SAN FRANCISCO (Reuters) - Advertisers are going for Facebook as athletes go for the gold, in the first Olympic Games where marketers are placing such high hopes on social media to create a buzz for their brands.
With the London summer Olympics just 100 days away, advertisers hope that social media will do much of the heavy lifting in raising brand profiles, by getting consumers to chat about promotions online.
Big consumer brands have long seen the Olympic Games as a way to get more consumers to buy their products. This year, several are thinking of them as a way to talk up their brands on Facebook - which of course could lead to even more purchases.
The games run from July 27 to August 12 this year.
“Back in 2008, it was very much about paid media,” said Mark Renshaw, chief innovation officer at Leo Burnett, a unit of No. 3 advertising agency Publicis (PUBP.PA), referring to the last summer Olympics. “Now the reason they want to have a relationship (with consumers) is to generate shared media.”

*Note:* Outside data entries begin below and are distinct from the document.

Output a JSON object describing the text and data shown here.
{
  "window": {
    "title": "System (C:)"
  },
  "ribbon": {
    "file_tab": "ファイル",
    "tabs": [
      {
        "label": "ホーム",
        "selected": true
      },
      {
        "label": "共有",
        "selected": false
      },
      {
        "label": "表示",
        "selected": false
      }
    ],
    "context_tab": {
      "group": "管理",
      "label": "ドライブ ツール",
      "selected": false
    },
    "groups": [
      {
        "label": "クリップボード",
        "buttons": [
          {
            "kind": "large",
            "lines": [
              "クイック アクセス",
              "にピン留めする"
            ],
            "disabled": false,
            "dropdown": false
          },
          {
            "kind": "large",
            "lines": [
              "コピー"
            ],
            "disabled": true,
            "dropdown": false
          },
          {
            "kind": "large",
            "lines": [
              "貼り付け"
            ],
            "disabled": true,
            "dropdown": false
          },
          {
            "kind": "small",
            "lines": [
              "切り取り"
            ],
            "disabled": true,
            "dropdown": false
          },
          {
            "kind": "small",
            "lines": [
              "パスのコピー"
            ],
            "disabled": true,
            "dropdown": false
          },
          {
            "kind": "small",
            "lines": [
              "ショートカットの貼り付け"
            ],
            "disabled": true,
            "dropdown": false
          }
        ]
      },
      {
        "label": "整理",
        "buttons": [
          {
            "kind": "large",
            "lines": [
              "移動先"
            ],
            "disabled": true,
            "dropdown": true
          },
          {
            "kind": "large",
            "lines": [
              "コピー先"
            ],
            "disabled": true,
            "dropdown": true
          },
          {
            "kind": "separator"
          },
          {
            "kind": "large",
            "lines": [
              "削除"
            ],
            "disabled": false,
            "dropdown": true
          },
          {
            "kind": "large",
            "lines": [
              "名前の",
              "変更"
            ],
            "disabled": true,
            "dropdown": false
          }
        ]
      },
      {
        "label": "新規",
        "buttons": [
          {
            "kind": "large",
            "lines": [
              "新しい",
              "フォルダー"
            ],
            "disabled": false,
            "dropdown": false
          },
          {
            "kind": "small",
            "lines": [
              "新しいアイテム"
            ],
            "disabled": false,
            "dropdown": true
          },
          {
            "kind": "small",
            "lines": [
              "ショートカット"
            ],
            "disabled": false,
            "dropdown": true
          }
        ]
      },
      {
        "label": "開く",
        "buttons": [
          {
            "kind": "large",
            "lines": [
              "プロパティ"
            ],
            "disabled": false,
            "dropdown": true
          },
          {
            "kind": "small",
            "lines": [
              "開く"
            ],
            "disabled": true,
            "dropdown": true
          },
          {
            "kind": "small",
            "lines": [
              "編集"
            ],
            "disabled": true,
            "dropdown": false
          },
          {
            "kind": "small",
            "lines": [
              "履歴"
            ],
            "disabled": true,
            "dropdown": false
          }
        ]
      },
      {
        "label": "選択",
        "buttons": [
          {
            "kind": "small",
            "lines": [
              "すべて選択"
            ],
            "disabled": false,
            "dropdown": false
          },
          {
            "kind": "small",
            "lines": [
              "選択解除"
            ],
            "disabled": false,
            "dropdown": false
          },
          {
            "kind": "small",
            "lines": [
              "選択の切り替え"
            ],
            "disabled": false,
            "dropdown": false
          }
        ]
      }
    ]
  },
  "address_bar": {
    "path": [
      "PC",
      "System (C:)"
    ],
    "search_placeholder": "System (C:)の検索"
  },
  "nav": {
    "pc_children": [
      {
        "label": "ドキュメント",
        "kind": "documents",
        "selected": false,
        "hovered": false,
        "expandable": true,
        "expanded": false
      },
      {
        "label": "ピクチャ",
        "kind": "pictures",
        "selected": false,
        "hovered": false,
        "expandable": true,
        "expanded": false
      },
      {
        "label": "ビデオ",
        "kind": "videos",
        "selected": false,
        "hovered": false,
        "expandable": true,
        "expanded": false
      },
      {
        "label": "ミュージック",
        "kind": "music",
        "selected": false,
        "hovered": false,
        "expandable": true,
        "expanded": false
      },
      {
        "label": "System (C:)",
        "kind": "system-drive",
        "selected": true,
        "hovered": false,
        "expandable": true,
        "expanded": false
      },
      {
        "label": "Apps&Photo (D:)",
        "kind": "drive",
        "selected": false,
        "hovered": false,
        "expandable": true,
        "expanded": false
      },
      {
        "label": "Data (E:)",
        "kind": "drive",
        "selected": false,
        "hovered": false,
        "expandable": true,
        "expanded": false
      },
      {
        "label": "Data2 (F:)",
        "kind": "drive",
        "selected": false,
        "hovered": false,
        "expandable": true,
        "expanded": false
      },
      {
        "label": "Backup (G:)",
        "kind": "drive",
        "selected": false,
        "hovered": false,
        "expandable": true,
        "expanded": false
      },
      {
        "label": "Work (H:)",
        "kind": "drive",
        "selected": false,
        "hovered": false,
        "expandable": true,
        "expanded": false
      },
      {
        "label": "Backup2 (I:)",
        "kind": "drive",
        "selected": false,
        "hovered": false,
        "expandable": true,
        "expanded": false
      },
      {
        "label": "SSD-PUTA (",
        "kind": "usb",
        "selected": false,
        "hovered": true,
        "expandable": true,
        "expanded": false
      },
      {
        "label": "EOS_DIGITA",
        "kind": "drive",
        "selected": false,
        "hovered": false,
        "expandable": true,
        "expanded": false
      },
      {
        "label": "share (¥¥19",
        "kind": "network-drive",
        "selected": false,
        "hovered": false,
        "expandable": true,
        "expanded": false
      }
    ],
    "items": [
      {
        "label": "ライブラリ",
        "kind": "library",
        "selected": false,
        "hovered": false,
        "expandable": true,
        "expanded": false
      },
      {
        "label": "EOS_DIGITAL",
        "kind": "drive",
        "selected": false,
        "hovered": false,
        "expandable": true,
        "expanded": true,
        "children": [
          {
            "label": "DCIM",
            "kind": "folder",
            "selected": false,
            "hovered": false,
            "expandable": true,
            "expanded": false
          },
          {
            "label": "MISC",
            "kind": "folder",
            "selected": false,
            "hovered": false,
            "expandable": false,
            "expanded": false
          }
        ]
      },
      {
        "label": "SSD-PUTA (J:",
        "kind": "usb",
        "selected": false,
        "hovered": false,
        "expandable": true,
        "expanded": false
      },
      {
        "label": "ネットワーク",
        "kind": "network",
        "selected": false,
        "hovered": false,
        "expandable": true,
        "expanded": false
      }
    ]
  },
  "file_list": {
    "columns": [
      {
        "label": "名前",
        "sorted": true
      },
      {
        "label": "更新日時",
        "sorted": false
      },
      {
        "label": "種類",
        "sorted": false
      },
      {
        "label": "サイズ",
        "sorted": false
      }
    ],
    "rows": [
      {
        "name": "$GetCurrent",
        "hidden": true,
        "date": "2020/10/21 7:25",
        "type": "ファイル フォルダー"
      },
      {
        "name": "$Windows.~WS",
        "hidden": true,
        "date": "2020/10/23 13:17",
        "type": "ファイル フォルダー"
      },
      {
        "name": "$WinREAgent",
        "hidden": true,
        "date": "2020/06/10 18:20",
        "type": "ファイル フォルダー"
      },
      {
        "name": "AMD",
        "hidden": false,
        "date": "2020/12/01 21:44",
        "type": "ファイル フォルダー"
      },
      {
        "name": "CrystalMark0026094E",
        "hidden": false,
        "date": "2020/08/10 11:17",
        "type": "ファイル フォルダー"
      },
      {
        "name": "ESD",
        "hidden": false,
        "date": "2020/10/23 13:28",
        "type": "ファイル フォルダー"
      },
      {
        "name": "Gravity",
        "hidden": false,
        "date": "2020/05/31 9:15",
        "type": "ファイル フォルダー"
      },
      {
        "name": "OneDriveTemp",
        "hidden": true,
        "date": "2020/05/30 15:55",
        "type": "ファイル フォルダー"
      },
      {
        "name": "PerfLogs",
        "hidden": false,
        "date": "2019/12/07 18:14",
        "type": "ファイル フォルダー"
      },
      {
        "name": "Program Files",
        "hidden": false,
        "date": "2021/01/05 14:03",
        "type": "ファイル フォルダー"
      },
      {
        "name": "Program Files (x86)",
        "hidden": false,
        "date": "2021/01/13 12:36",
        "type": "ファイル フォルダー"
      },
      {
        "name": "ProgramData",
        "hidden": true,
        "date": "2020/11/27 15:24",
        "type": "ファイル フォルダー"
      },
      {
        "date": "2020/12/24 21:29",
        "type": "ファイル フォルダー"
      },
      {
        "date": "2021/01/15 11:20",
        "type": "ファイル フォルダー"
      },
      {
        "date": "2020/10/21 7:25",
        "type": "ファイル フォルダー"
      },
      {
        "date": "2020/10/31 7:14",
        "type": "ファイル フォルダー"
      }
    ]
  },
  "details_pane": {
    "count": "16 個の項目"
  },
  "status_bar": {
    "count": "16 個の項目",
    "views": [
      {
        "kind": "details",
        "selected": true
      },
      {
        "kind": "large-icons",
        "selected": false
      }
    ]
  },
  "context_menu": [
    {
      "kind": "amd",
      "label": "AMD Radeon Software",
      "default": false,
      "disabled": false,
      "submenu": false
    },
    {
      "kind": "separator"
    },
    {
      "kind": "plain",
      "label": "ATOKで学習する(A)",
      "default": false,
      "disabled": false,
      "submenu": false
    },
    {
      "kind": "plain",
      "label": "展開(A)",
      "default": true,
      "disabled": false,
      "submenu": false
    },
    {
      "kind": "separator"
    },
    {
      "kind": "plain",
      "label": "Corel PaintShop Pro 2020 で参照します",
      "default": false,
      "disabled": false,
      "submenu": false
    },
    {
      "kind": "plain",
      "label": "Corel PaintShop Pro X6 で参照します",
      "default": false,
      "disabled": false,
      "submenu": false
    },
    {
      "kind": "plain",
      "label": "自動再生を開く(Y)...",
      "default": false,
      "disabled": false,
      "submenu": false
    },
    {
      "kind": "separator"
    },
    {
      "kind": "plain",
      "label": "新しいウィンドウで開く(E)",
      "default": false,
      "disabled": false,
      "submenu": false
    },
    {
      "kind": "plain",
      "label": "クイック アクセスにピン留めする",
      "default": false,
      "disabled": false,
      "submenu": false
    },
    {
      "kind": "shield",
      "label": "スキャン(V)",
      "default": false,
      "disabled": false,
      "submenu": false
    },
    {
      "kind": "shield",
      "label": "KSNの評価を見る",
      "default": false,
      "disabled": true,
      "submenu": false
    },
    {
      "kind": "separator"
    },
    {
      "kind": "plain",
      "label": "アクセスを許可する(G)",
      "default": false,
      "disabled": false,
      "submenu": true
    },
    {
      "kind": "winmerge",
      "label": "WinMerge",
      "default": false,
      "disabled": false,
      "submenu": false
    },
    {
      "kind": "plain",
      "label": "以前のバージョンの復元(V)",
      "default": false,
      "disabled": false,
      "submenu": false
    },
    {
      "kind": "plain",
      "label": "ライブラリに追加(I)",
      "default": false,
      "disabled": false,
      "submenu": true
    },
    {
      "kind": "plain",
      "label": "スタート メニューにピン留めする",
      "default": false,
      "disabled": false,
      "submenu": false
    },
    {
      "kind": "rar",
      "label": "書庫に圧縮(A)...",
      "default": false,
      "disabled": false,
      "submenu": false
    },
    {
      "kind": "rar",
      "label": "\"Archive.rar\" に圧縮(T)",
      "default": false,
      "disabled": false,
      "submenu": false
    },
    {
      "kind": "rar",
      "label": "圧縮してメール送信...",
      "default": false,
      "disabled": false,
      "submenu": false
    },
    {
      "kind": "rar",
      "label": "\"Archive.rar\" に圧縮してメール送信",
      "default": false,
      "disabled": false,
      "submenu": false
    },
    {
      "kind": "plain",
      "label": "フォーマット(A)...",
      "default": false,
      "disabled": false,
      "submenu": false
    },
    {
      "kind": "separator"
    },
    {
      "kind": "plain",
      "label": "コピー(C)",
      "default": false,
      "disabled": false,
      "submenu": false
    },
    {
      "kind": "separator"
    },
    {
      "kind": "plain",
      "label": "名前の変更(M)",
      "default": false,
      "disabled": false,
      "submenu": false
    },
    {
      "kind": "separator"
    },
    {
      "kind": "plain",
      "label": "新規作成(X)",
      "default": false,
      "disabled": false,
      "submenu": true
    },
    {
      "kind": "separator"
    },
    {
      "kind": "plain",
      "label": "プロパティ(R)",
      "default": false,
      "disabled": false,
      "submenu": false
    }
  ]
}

That’s in part because of the sheer amount of time people are spending on social media. By the end of last year, some 794 million people visited Facebook each month, and each spent an average of 377 minutes — more than 6 hours — on the site, according to comScore Inc.
In 2008, Facebook had just 145 million users. Online marketing then focused on building websites, Renshaw said. Today, brands are building elaborate campaigns partly designed to create a buzz on Facebook and other social media sites such as Pinterest and Twitter.
Take Samsung Electronics (005930.KS), which recently launched its U.S. Olympic Genome Project. It uses a game called “How Olympic Are You?” to establish people’s connections to the Olympics, such as finding athletes from their hometowns, or athletes who like the same music or movies they do.
It gathers the information by tying in to a user’s Facebook page, but it can also work alone for users who aren’t on Facebook or don’t want to link to it. The game dangles prizes such as discounted electronics and a trip to the Olympics to keep consumers coming back; whenever consumers complete an activity, such as a quiz on Olympic trivia, they are invited to post results to their Facebook page.
Facebook “is where consumers are,” said Ralph Santana, chief marketing officer of Samsung. “If you can figure out how to build communities around your brand, it’s really powerful.”
Consumers are spending about 8 minutes per visit, on average, on the “How Olympic Are You?” site, Santana said. That is about double the time they spend on ordinary Samsung sites.
Social media “drives us toward content that is able to provoke consumer conversation,” said James Eadie, Olympic portfolio director for Coca-Cola Co (KO.N). “That drives longevity.”
Coke’s Olympic gambit is its “Move to the Beat” campaign based on a song created by DJ Mark Ronson and singer Katy B. Fans can collect beat fragments on Facebook and edit a version of the song for their own page.
Procter & Gamble (PG.N) this week unveiled its “Thank You Mom” advertisement showing mothers around the world raising Olympic athletes. Marc Pritchard, P&G’s global marketing and brand building officer, is hoping online viewers will “like” the video on Facebook and drive traffic to its own Facebook pages for brands like Tide detergent, Pampers diapers, Oil of Olay moisturizers, and Cover Girl cosmetics.
“What we want to try to do is get a 10 percent lift on our Facebook brand pages,” he said, meaning P&G hopes to add 5 million to its fan base of 50 million over the next few months. “That would be a lot quicker than we normally do.”
Most brands are developing ways to calculate what each click of the “like” or “share” button is worth, Renshaw said, based on factors such as how many people saw it, engaged with it, and the total spent on a particular campaign.
None of the brand representatives interviewed for this article would provide advertising spending estimates for their Olympic campaigns. But ad executives said a comprehensive multimedia Olympic campaign might cost anywhere from $30 million to $50 million (18 to 31 million pounds).
The pricetag is worth it, brand executives said, because they believe they can weave tighter connections between their brands and target customers during the Olympics compared to other events. P&G’s Pritchard said recalls of messages after the company’s Vancouver 2010 Olympics television campaign was 30 percent more than for its regular campaigns.
Reporting By Sarah McBride; Editing by Richard Chang